(Material for this exercise Opens)
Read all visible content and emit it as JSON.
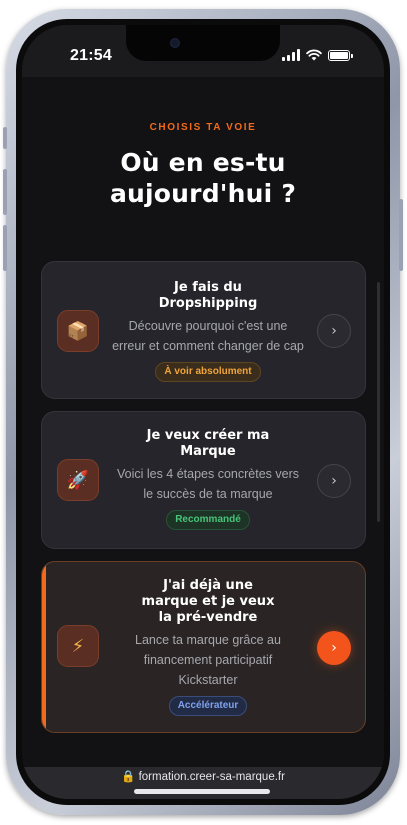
{
  "status_bar": {
    "time": "21:54"
  },
  "page": {
    "eyebrow": "CHOISIS TA VOIE",
    "heading_line1": "Où en es-tu",
    "heading_line2": "aujourd'hui ?"
  },
  "cards": [
    {
      "icon": "package-icon",
      "icon_glyph": "📦",
      "title_line1": "Je fais du",
      "title_line2": "Dropshipping",
      "desc_line1": "Découvre pourquoi c'est une",
      "desc_line2": "erreur et comment changer de cap",
      "badge": "À voir absolument",
      "badge_color": "#f0a43c"
    },
    {
      "icon": "rocket-icon",
      "icon_glyph": "🚀",
      "title_line1": "Je veux créer ma",
      "title_line2": "Marque",
      "desc_line1": "Voici les 4 étapes concrètes vers",
      "desc_line2": "le succès de ta marque",
      "badge": "Recommandé",
      "badge_color": "#49c47a"
    },
    {
      "icon": "lightning-icon",
      "icon_glyph": "⚡",
      "title_line1": "J'ai déjà une",
      "title_line2": "marque et je veux",
      "title_line3": "la pré-vendre",
      "desc_line1": "Lance ta marque grâce au",
      "desc_line2": "financement participatif",
      "desc_line3": "Kickstarter",
      "badge": "Accélérateur",
      "badge_color": "#7ea2ee"
    }
  ],
  "colors": {
    "accent": "#f26a1b",
    "background": "#121214",
    "card": "#25252b"
  },
  "browser": {
    "url": "formation.creer-sa-marque.fr",
    "lock_icon": "lock-icon"
  }
}
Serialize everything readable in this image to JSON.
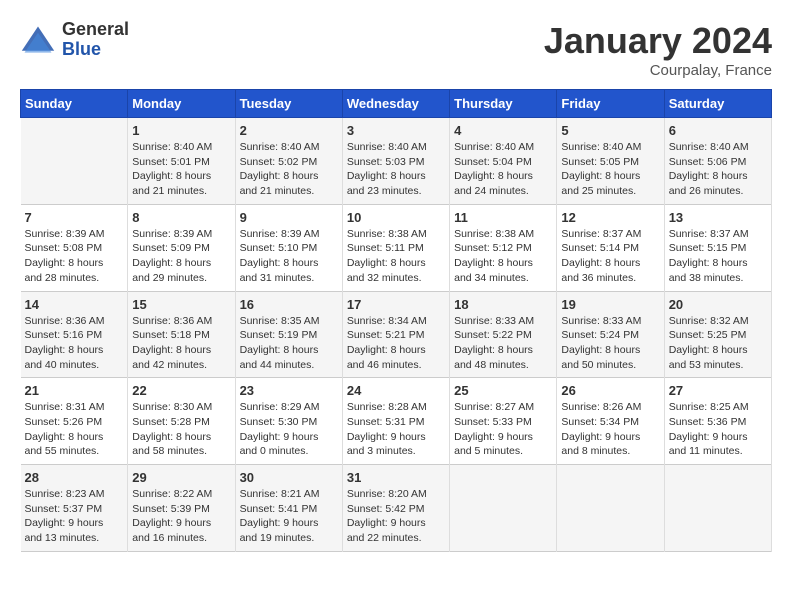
{
  "header": {
    "logo_general": "General",
    "logo_blue": "Blue",
    "month_title": "January 2024",
    "subtitle": "Courpalay, France"
  },
  "days_of_week": [
    "Sunday",
    "Monday",
    "Tuesday",
    "Wednesday",
    "Thursday",
    "Friday",
    "Saturday"
  ],
  "weeks": [
    [
      {
        "day": "",
        "content": ""
      },
      {
        "day": "1",
        "content": "Sunrise: 8:40 AM\nSunset: 5:01 PM\nDaylight: 8 hours\nand 21 minutes."
      },
      {
        "day": "2",
        "content": "Sunrise: 8:40 AM\nSunset: 5:02 PM\nDaylight: 8 hours\nand 21 minutes."
      },
      {
        "day": "3",
        "content": "Sunrise: 8:40 AM\nSunset: 5:03 PM\nDaylight: 8 hours\nand 23 minutes."
      },
      {
        "day": "4",
        "content": "Sunrise: 8:40 AM\nSunset: 5:04 PM\nDaylight: 8 hours\nand 24 minutes."
      },
      {
        "day": "5",
        "content": "Sunrise: 8:40 AM\nSunset: 5:05 PM\nDaylight: 8 hours\nand 25 minutes."
      },
      {
        "day": "6",
        "content": "Sunrise: 8:40 AM\nSunset: 5:06 PM\nDaylight: 8 hours\nand 26 minutes."
      }
    ],
    [
      {
        "day": "7",
        "content": "Sunrise: 8:39 AM\nSunset: 5:08 PM\nDaylight: 8 hours\nand 28 minutes."
      },
      {
        "day": "8",
        "content": "Sunrise: 8:39 AM\nSunset: 5:09 PM\nDaylight: 8 hours\nand 29 minutes."
      },
      {
        "day": "9",
        "content": "Sunrise: 8:39 AM\nSunset: 5:10 PM\nDaylight: 8 hours\nand 31 minutes."
      },
      {
        "day": "10",
        "content": "Sunrise: 8:38 AM\nSunset: 5:11 PM\nDaylight: 8 hours\nand 32 minutes."
      },
      {
        "day": "11",
        "content": "Sunrise: 8:38 AM\nSunset: 5:12 PM\nDaylight: 8 hours\nand 34 minutes."
      },
      {
        "day": "12",
        "content": "Sunrise: 8:37 AM\nSunset: 5:14 PM\nDaylight: 8 hours\nand 36 minutes."
      },
      {
        "day": "13",
        "content": "Sunrise: 8:37 AM\nSunset: 5:15 PM\nDaylight: 8 hours\nand 38 minutes."
      }
    ],
    [
      {
        "day": "14",
        "content": "Sunrise: 8:36 AM\nSunset: 5:16 PM\nDaylight: 8 hours\nand 40 minutes."
      },
      {
        "day": "15",
        "content": "Sunrise: 8:36 AM\nSunset: 5:18 PM\nDaylight: 8 hours\nand 42 minutes."
      },
      {
        "day": "16",
        "content": "Sunrise: 8:35 AM\nSunset: 5:19 PM\nDaylight: 8 hours\nand 44 minutes."
      },
      {
        "day": "17",
        "content": "Sunrise: 8:34 AM\nSunset: 5:21 PM\nDaylight: 8 hours\nand 46 minutes."
      },
      {
        "day": "18",
        "content": "Sunrise: 8:33 AM\nSunset: 5:22 PM\nDaylight: 8 hours\nand 48 minutes."
      },
      {
        "day": "19",
        "content": "Sunrise: 8:33 AM\nSunset: 5:24 PM\nDaylight: 8 hours\nand 50 minutes."
      },
      {
        "day": "20",
        "content": "Sunrise: 8:32 AM\nSunset: 5:25 PM\nDaylight: 8 hours\nand 53 minutes."
      }
    ],
    [
      {
        "day": "21",
        "content": "Sunrise: 8:31 AM\nSunset: 5:26 PM\nDaylight: 8 hours\nand 55 minutes."
      },
      {
        "day": "22",
        "content": "Sunrise: 8:30 AM\nSunset: 5:28 PM\nDaylight: 8 hours\nand 58 minutes."
      },
      {
        "day": "23",
        "content": "Sunrise: 8:29 AM\nSunset: 5:30 PM\nDaylight: 9 hours\nand 0 minutes."
      },
      {
        "day": "24",
        "content": "Sunrise: 8:28 AM\nSunset: 5:31 PM\nDaylight: 9 hours\nand 3 minutes."
      },
      {
        "day": "25",
        "content": "Sunrise: 8:27 AM\nSunset: 5:33 PM\nDaylight: 9 hours\nand 5 minutes."
      },
      {
        "day": "26",
        "content": "Sunrise: 8:26 AM\nSunset: 5:34 PM\nDaylight: 9 hours\nand 8 minutes."
      },
      {
        "day": "27",
        "content": "Sunrise: 8:25 AM\nSunset: 5:36 PM\nDaylight: 9 hours\nand 11 minutes."
      }
    ],
    [
      {
        "day": "28",
        "content": "Sunrise: 8:23 AM\nSunset: 5:37 PM\nDaylight: 9 hours\nand 13 minutes."
      },
      {
        "day": "29",
        "content": "Sunrise: 8:22 AM\nSunset: 5:39 PM\nDaylight: 9 hours\nand 16 minutes."
      },
      {
        "day": "30",
        "content": "Sunrise: 8:21 AM\nSunset: 5:41 PM\nDaylight: 9 hours\nand 19 minutes."
      },
      {
        "day": "31",
        "content": "Sunrise: 8:20 AM\nSunset: 5:42 PM\nDaylight: 9 hours\nand 22 minutes."
      },
      {
        "day": "",
        "content": ""
      },
      {
        "day": "",
        "content": ""
      },
      {
        "day": "",
        "content": ""
      }
    ]
  ]
}
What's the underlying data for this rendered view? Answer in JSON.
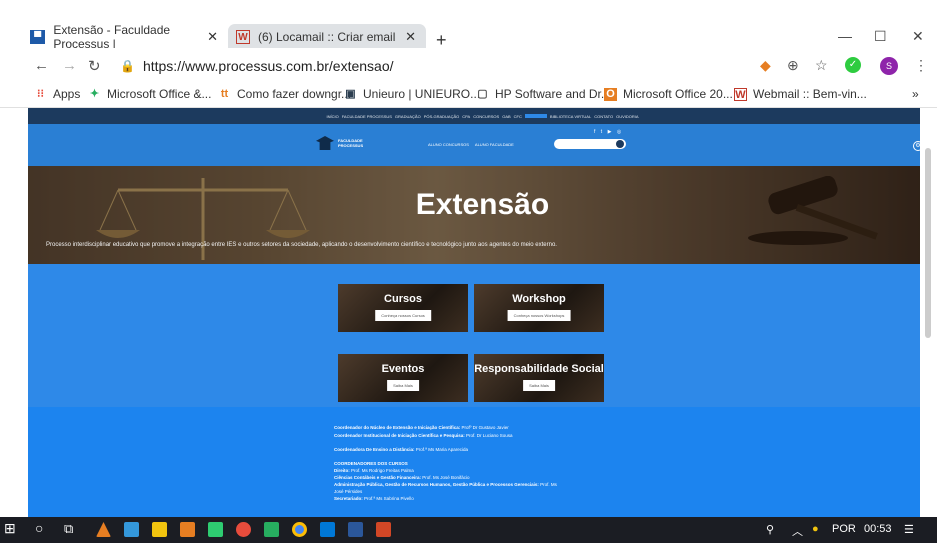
{
  "browser": {
    "tabs": [
      {
        "title": "Extensão - Faculdade Processus |",
        "favicon": "processus-favicon",
        "active": true
      },
      {
        "title": "(6) Locamail :: Criar email",
        "favicon": "locamail-favicon",
        "active": false
      }
    ],
    "close_glyph": "✕",
    "new_tab_glyph": "+",
    "url": "https://www.processus.com.br/extensao/",
    "bookmarks": [
      {
        "label": "Apps",
        "icon": "apps-grid-icon"
      },
      {
        "label": "Microsoft Office &...",
        "icon": "office-icon"
      },
      {
        "label": "Como fazer downgr...",
        "icon": "tt-icon"
      },
      {
        "label": "Unieuro | UNIEURO...",
        "icon": "unieuro-icon"
      },
      {
        "label": "HP Software and Dr...",
        "icon": "page-icon"
      },
      {
        "label": "Microsoft Office 20...",
        "icon": "office-orange-icon"
      },
      {
        "label": "Webmail :: Bem-vin...",
        "icon": "webmail-icon"
      }
    ],
    "bookmark_more": "»",
    "profile_initial": "S"
  },
  "site": {
    "topnav": [
      "INÍCIO",
      "FACULDADE PROCESSUS",
      "GRADUAÇÃO",
      "PÓS-GRADUAÇÃO",
      "CPA",
      "CONCURSOS",
      "OAB",
      "CFC",
      "BIBLIOTECA VIRTUAL",
      "CONTATO",
      "OUVIDORIA"
    ],
    "logo_text": "FACULDADE PROCESSUS",
    "header_links": [
      "ALUNO CONCURSOS",
      "ALUNO FACULDADE"
    ],
    "hero_title": "Extensão",
    "hero_subtitle": "Processo interdisciplinar educativo que promove a integração entre IES e outros setores da sociedade, aplicando o desenvolvimento científico e tecnológico junto aos agentes do meio externo.",
    "cards": [
      {
        "title": "Cursos",
        "button": "Conheça nossos Cursos"
      },
      {
        "title": "Workshop",
        "button": "Conheça nossos Workshops"
      },
      {
        "title": "Eventos",
        "button": "Saiba Mais"
      },
      {
        "title": "Responsabilidade Social",
        "button": "Saiba Mais"
      }
    ],
    "info": [
      {
        "label": "Coordenador do Núcleo de Extensão e Iniciação Científica:",
        "value": " Profº Dr Gustavo Javier"
      },
      {
        "label": "Coordenador Institucional de Iniciação Científica e Pesquisa:",
        "value": " Prof. Dr Luciano Sousa"
      },
      {
        "label": "Coordenadora De Ensino a Distância:",
        "value": " Prof.ª Ms Maria Aparecida"
      },
      {
        "label": "COORDENADORES DOS CURSOS",
        "value": ""
      },
      {
        "label": "Direito:",
        "value": " Prof. Ms Rodrigo Freitas Palma"
      },
      {
        "label": "Ciências Contábeis e Gestão Financeira:",
        "value": " Prof. Ms José Bonifácio"
      },
      {
        "label": "Administração Pública, Gestão de Recursos Humanos, Gestão Pública e Processos Gerenciais:",
        "value": " Prof. Ms"
      },
      {
        "label": "",
        "value": "José Pérsides"
      },
      {
        "label": "Secretariado:",
        "value": " Prof.ª Ms Sabrina Pivello"
      }
    ]
  },
  "taskbar": {
    "language": "POR",
    "time": "00:53"
  }
}
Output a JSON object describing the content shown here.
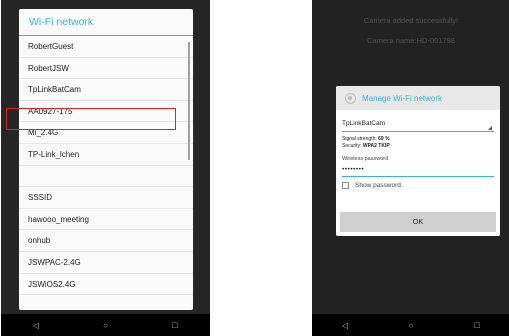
{
  "left_screen": {
    "dialog_title": "Wi-Fi network",
    "networks": [
      "RobertGuest",
      "RobertJSW",
      "TpLinkBatCam",
      "AA0927-175",
      "Mi_2.4G",
      "TP-Link_lchen",
      "",
      "SSSID",
      "hawooo_meeting",
      "onhub",
      "JSWPAC-2.4G",
      "JSWiOS2.4G"
    ],
    "highlighted_network": "AA0927-175"
  },
  "right_screen": {
    "toast_1": "Camera added successfully!",
    "toast_2": "Camera name:HD-001798",
    "dialog_title": "Manage Wi-Fi network",
    "selected_ssid": "TpLinkBatCam",
    "signal_label": "Signal strength: ",
    "signal_value": "69 %",
    "security_label": "Security: ",
    "security_value": "WPA2 TKIP",
    "password_label": "Wireless password",
    "password_value": "••••••••",
    "show_password_label": "Show password.",
    "ok_label": "OK"
  },
  "navbar": {
    "back_icon": "◁",
    "home_icon": "○",
    "recent_icon": "□"
  },
  "colors": {
    "accent": "#33b5e5",
    "highlight": "#e02424"
  }
}
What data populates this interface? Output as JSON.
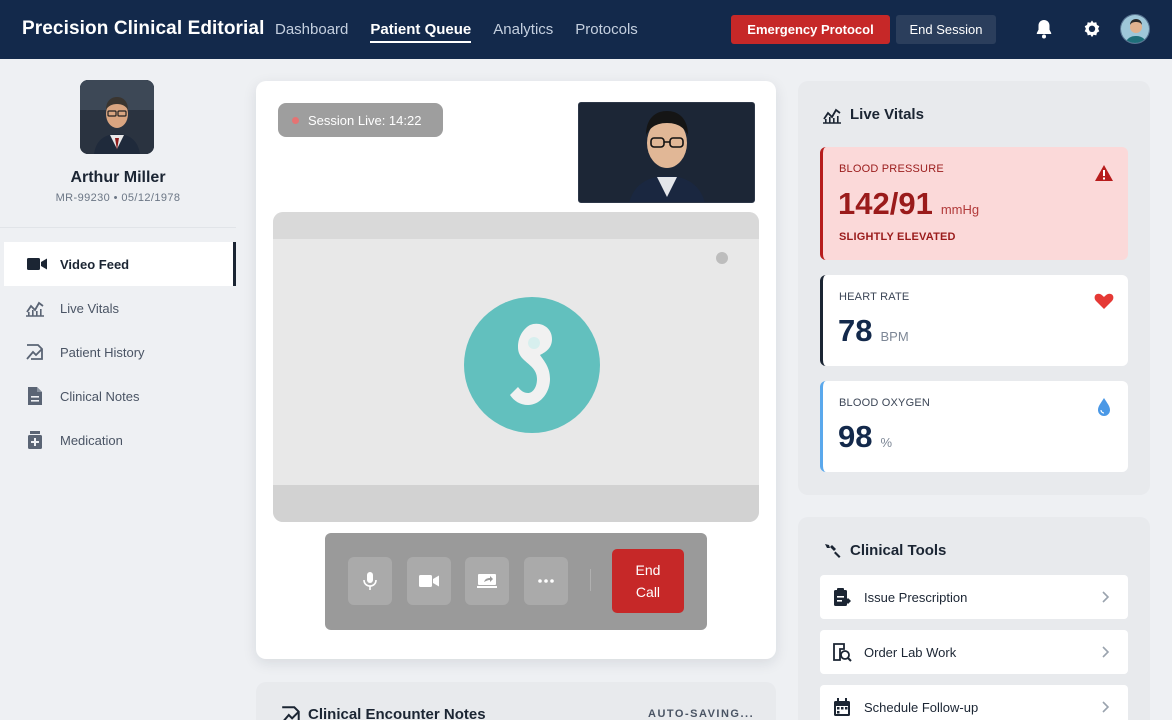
{
  "app": {
    "title": "Precision Clinical Editorial"
  },
  "nav": [
    {
      "label": "Dashboard",
      "active": false
    },
    {
      "label": "Patient Queue",
      "active": true
    },
    {
      "label": "Analytics",
      "active": false
    },
    {
      "label": "Protocols",
      "active": false
    }
  ],
  "header": {
    "emergency_label": "Emergency Protocol",
    "end_session_label": "End Session"
  },
  "patient": {
    "name": "Arthur Miller",
    "meta": "MR-99230 • 05/12/1978"
  },
  "sidebar": {
    "items": [
      {
        "label": "Video Feed",
        "icon": "video-icon",
        "active": true
      },
      {
        "label": "Live Vitals",
        "icon": "vitals-chart-icon",
        "active": false
      },
      {
        "label": "Patient History",
        "icon": "history-icon",
        "active": false
      },
      {
        "label": "Clinical Notes",
        "icon": "document-icon",
        "active": false
      },
      {
        "label": "Medication",
        "icon": "medication-icon",
        "active": false
      }
    ]
  },
  "video": {
    "session_label": "Session Live: 14:22",
    "end_call_label": "End\nCall"
  },
  "notes": {
    "title": "Clinical Encounter Notes",
    "status": "AUTO-SAVING..."
  },
  "vitals": {
    "title": "Live Vitals",
    "blood_pressure": {
      "label": "BLOOD PRESSURE",
      "value": "142/91",
      "unit": "mmHg",
      "status": "SLIGHTLY ELEVATED"
    },
    "heart_rate": {
      "label": "HEART RATE",
      "value": "78",
      "unit": "BPM"
    },
    "blood_oxygen": {
      "label": "BLOOD OXYGEN",
      "value": "98",
      "unit": "%"
    }
  },
  "tools": {
    "title": "Clinical Tools",
    "items": [
      {
        "label": "Issue Prescription",
        "icon": "prescription-icon"
      },
      {
        "label": "Order Lab Work",
        "icon": "lab-icon"
      },
      {
        "label": "Schedule Follow-up",
        "icon": "calendar-icon"
      }
    ]
  },
  "colors": {
    "navy": "#13294b",
    "emergency": "#c62828",
    "alert_bg": "#fbd9d9",
    "oxygen_accent": "#5aa8ec",
    "video_logo": "#62c0be"
  }
}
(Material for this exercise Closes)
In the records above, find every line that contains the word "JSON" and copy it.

Read all visible content and emit it as JSON.
Serialize everything readable in this image to JSON.
What's the underlying data for this rendered view? Answer in JSON.
Output a JSON object describing the content shown here.
What data populates this interface? Output as JSON.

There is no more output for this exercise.